The anticipation for this album was enormous, as it came out over a year and a half after tracks like “Right Back To You” and “That’s The Way Love Is” started getting action from DJs on the radio everywhere.

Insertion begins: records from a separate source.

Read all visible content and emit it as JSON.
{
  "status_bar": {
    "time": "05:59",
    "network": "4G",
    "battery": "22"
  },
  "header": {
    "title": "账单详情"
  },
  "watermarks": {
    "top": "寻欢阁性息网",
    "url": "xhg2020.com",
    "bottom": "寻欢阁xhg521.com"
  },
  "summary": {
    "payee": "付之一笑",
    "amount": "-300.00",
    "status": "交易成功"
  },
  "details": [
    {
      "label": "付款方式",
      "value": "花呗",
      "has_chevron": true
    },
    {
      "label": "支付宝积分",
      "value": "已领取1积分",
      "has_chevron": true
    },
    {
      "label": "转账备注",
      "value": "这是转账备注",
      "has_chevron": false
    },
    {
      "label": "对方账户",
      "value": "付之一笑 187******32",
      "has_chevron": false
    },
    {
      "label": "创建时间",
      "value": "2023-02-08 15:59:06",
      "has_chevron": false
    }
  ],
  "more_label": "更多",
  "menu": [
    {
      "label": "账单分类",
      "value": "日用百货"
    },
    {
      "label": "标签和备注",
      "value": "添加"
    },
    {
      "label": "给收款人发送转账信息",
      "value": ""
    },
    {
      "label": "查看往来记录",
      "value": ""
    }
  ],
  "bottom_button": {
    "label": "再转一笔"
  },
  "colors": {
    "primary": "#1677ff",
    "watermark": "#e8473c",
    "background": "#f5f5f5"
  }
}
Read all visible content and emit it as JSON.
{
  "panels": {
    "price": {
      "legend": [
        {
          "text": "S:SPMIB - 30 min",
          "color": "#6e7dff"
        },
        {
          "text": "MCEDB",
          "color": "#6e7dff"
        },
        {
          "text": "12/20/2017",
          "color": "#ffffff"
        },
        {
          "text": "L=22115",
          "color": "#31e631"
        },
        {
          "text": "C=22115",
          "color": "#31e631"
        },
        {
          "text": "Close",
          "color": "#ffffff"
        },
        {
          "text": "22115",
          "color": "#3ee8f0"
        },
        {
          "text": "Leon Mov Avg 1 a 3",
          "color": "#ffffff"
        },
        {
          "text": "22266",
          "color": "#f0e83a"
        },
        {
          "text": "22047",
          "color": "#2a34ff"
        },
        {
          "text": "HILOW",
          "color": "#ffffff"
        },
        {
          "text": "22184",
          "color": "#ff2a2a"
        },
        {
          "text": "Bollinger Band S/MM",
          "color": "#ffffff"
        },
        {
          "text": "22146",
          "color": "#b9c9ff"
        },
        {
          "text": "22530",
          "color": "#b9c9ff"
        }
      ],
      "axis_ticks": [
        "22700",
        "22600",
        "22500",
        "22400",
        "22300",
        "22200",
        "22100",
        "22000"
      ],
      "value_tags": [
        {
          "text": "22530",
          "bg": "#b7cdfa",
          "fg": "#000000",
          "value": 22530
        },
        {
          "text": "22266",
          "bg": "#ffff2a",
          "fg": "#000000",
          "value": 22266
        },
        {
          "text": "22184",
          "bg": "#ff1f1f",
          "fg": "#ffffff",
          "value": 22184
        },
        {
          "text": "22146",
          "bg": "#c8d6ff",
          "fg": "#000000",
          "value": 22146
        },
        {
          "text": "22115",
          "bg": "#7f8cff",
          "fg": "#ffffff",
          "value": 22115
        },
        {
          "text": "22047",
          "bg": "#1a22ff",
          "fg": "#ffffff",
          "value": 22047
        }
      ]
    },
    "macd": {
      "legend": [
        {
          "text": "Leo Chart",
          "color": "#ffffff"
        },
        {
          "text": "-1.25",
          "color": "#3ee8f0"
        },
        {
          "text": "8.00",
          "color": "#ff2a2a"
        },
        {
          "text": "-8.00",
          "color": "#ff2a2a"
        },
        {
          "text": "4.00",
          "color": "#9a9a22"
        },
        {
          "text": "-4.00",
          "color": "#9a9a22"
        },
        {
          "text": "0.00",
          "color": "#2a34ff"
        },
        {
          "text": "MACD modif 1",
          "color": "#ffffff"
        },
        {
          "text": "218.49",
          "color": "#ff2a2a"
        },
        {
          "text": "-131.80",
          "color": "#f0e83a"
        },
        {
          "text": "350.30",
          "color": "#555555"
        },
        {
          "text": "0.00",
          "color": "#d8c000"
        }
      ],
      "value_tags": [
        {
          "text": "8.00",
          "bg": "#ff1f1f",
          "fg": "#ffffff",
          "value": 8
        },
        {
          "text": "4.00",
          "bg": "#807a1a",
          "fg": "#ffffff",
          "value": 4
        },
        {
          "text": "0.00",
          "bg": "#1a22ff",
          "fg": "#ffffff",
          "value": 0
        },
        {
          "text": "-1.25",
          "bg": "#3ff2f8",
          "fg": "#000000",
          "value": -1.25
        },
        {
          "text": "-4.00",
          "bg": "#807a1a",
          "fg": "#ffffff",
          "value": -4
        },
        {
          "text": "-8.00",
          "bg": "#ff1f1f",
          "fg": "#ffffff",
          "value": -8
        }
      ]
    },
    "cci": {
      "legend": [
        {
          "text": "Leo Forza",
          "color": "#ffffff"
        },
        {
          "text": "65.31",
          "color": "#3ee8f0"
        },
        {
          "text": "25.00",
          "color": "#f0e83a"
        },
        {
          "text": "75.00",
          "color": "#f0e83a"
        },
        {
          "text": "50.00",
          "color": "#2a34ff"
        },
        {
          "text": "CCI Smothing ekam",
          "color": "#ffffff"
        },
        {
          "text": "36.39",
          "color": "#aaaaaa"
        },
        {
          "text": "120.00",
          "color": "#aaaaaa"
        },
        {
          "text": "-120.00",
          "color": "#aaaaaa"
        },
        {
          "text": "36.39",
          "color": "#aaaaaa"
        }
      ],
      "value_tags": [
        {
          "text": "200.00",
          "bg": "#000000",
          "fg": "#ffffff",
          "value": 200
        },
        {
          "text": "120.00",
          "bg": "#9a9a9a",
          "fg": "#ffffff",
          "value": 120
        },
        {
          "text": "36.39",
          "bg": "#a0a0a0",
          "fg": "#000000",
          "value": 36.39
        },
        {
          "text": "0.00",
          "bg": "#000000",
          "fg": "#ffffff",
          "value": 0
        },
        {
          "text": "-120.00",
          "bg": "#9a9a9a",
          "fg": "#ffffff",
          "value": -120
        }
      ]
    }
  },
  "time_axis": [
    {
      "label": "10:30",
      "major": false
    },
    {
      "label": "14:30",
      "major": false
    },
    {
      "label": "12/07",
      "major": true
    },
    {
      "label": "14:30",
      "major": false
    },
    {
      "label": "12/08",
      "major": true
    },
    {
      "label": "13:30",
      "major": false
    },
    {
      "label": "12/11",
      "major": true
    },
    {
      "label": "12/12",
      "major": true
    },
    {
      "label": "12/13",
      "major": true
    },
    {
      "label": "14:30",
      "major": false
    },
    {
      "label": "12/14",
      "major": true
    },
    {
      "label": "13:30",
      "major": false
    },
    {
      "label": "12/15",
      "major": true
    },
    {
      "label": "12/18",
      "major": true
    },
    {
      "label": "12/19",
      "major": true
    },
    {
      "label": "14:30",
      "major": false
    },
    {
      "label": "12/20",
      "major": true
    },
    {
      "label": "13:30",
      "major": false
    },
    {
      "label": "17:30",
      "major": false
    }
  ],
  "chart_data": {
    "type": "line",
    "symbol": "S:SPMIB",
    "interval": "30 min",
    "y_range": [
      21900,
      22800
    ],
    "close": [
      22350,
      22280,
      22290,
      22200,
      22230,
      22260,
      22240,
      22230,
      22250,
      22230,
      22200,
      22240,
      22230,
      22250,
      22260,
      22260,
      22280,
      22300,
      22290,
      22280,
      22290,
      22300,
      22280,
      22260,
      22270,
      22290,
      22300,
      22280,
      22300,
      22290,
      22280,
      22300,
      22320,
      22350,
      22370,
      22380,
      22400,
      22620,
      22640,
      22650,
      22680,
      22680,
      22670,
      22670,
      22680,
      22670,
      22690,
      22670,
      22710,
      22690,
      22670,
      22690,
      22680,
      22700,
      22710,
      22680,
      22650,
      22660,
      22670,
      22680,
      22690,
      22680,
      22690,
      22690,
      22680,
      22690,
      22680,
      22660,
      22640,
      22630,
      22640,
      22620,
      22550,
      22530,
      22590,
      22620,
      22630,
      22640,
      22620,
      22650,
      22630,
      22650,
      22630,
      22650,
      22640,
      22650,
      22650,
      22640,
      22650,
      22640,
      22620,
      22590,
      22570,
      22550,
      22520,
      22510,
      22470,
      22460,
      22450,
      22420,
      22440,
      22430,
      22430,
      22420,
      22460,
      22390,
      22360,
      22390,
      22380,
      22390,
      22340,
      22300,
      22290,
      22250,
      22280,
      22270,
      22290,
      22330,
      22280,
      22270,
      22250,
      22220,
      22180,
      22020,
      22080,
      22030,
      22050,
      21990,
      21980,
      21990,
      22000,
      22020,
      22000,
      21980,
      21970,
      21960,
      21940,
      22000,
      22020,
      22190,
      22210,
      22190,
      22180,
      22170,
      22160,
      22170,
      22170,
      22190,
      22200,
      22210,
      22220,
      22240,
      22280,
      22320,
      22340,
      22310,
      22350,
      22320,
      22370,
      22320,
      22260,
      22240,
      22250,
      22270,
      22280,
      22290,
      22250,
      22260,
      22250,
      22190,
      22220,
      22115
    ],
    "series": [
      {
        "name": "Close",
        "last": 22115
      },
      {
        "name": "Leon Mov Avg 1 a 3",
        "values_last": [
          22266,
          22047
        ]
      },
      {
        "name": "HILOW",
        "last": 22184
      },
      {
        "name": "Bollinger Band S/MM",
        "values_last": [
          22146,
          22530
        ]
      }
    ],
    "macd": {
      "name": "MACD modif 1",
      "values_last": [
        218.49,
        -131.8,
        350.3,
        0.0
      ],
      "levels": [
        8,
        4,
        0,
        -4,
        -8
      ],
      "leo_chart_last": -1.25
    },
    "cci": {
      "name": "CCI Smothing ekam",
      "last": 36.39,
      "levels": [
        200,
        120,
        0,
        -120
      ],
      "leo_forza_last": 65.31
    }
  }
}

Both tracks were huge hits globally, though it is worth getting the 12″ versions as well if you can e.g. the b side to “Right Back To You” contains “One Kiss Will Make It Better (House Mix)” a beyond magnificent record.

Some of Chicago’s finest!